I think I have enough food to last until Easter. I settled in Friday night to enjoy the snow. I am by nature a hibernator, so being stranded in my condo for several days in a row held no fear for me. I was sorry to lose the rehearsals we had scheduled for the weekend; more on that in a mo'.
The storm affected just about every theatre in town, to one degree or another. My poor Wayside Theatre, which has been plagued with weather-related cancellations this winter, lost their weekend of The Buddy Holly Story, which is expected to be a big hit. But not if no one can get to the theatre. Closer to home, the Kennedy Center shut down for the whole weekend, releasing all those Shear Madness folks into the wild.
Even the mighty Shakespeare Theatre Company had to cancel several previews for their upcoming rep. I bet they tore their hair out over that; the Shakes hates cancelling performances for any reason. I am recalling the year I worked there, back in the late 90s, when a huge snow storm similar to this one shut down the city. We were in performance with Henry V, starring that fine classical actor Harry Hamlin, and the theatre was forced to cancel one single performance. Cleanup had barely begun when it was announced that Henry was back on the next night, the only theatre in town to reopen so quickly. Hamlin himself was dispatched to local radio stations to promote the show, and urge patrons to brave the weather and attend. We got wild applause as soon as the curtain rose that night, and the actors spontaneously applauded the audience in return. It was a memorable moment.
I seem to have digressed into Memoryland. It occurs to me that The Shakes is coincidentally previewing Henry V right now; I wonder if anyone at the theatre has noticed that when they do that play, weather wreaks havoc. I noticed that the theatre did not cancel Sunday night, with hugely discounted tickets (10 bucks for all seats! That's a savings of about 65 dollars) made available to try to paper the house.
Rehearsals all over town were affected by the storm, too. Those cannibals over at Signature Theatre in Shirlington planned ahead, and put all their cast and crew in a hotel for the weekend. They were in the midst of tech for Sweeney Todd, and if there is any show which cannot afford to lose tech rehearsals, Sweeney Todd is it. Their previews begin this week; I heard their final invited dress on Sunday was a success.
I haven't heard what the end result was over at Adventure Theatre in Echo Park, but they were also teching their show, scheduled to open this week as well. Someone said the theatre actually lost power, so absolutely no progress could be made there.
My buddy Steve Carpenter is also in tech, for Mauritius at Bay Theatre in Annapolis. Usually a large number of actors and techies live in DC, and the commute between the two cities was impossible for most of the weekend. The theatre announced yesterday that the show's opening night has been postponed.

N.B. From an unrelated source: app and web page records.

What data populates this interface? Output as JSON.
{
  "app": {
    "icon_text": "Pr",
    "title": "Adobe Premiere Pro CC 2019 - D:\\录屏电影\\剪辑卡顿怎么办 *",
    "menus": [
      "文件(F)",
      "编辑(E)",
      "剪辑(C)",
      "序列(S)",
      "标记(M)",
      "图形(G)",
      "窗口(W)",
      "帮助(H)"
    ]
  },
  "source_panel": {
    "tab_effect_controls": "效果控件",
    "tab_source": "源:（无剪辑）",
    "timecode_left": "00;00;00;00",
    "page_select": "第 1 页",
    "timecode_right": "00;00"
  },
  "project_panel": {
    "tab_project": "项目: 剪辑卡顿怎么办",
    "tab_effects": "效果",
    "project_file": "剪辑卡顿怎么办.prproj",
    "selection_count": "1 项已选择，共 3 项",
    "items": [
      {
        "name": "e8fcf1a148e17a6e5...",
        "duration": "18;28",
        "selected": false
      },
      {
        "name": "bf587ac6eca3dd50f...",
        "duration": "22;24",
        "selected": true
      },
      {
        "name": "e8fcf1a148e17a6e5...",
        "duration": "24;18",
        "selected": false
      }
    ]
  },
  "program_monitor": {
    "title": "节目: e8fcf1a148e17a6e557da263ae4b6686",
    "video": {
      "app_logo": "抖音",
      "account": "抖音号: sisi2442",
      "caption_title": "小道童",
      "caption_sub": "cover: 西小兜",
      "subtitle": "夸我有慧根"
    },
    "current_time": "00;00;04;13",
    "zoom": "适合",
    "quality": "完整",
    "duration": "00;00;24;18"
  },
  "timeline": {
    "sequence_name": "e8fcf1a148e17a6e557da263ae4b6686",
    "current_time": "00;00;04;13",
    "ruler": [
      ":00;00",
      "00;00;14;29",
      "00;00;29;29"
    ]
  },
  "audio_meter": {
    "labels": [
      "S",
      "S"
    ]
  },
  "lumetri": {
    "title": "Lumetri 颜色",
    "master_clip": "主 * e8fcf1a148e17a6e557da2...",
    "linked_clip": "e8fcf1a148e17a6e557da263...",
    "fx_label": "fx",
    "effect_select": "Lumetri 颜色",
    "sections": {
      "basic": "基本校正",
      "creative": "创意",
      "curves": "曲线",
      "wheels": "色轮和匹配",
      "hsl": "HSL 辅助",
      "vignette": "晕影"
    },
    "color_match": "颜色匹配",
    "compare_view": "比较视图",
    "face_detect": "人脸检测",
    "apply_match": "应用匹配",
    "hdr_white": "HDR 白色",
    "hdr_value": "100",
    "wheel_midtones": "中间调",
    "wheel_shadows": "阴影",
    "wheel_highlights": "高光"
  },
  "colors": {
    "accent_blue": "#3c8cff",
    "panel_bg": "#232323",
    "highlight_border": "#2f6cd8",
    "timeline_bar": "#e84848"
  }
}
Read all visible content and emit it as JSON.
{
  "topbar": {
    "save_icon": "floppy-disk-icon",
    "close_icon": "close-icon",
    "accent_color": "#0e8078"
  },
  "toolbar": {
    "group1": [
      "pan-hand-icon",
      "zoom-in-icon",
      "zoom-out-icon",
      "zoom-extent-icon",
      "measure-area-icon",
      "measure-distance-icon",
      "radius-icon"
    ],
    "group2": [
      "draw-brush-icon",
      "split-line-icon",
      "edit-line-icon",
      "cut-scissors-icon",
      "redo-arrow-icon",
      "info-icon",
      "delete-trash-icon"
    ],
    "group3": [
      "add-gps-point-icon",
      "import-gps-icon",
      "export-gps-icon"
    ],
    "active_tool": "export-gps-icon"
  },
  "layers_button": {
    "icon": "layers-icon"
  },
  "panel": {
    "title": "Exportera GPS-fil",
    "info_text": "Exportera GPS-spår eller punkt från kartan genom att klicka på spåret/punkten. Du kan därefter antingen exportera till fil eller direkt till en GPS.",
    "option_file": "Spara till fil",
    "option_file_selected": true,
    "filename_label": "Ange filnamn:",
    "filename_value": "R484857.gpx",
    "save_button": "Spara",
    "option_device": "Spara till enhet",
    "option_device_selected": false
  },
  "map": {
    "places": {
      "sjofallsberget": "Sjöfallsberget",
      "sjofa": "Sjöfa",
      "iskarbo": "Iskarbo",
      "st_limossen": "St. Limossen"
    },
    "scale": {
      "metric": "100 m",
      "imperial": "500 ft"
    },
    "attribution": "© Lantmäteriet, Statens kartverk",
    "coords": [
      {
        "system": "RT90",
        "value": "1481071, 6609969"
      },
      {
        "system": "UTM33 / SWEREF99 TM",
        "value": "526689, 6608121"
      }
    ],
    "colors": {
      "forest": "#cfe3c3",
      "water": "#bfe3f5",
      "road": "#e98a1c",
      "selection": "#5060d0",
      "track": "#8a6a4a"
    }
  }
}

Which brings me to my own show, Lord Arthur Savile's Crime at the Washington Stage Guild. We have lost three rehearsal days so far, but the greater loss has been a technical one. The company's new space, a charming spot attached to a Methodist church, was used for years by a community theatre. The Stage Guild has higher production standards, of course, so some pretty substantial improvements have been planned to make the theatre more appropriate for professional productions. Namely, a lighting grid and new floor were to be delivered and installed this weekend; that, as you can guess, did not happen due to the storm. After careful deliberation (hopefully over some Jameson's), our glorious leaders Ann and Bill decided that the show's opening should be postponed a week. These technical aspects must be handled, and there are question marks regarding when the large delivery trucks can use the city streets again. There are mountains of snow on every corner and lining every curb, making negotiating the streets very problematic.
For now, we wait, and hope that the dire predictions regarding the next storm, scheduled for tomorrow and possibly going to dump another 10-20 inches of snow, are exaggerated. Snowmageddon may have a sequel.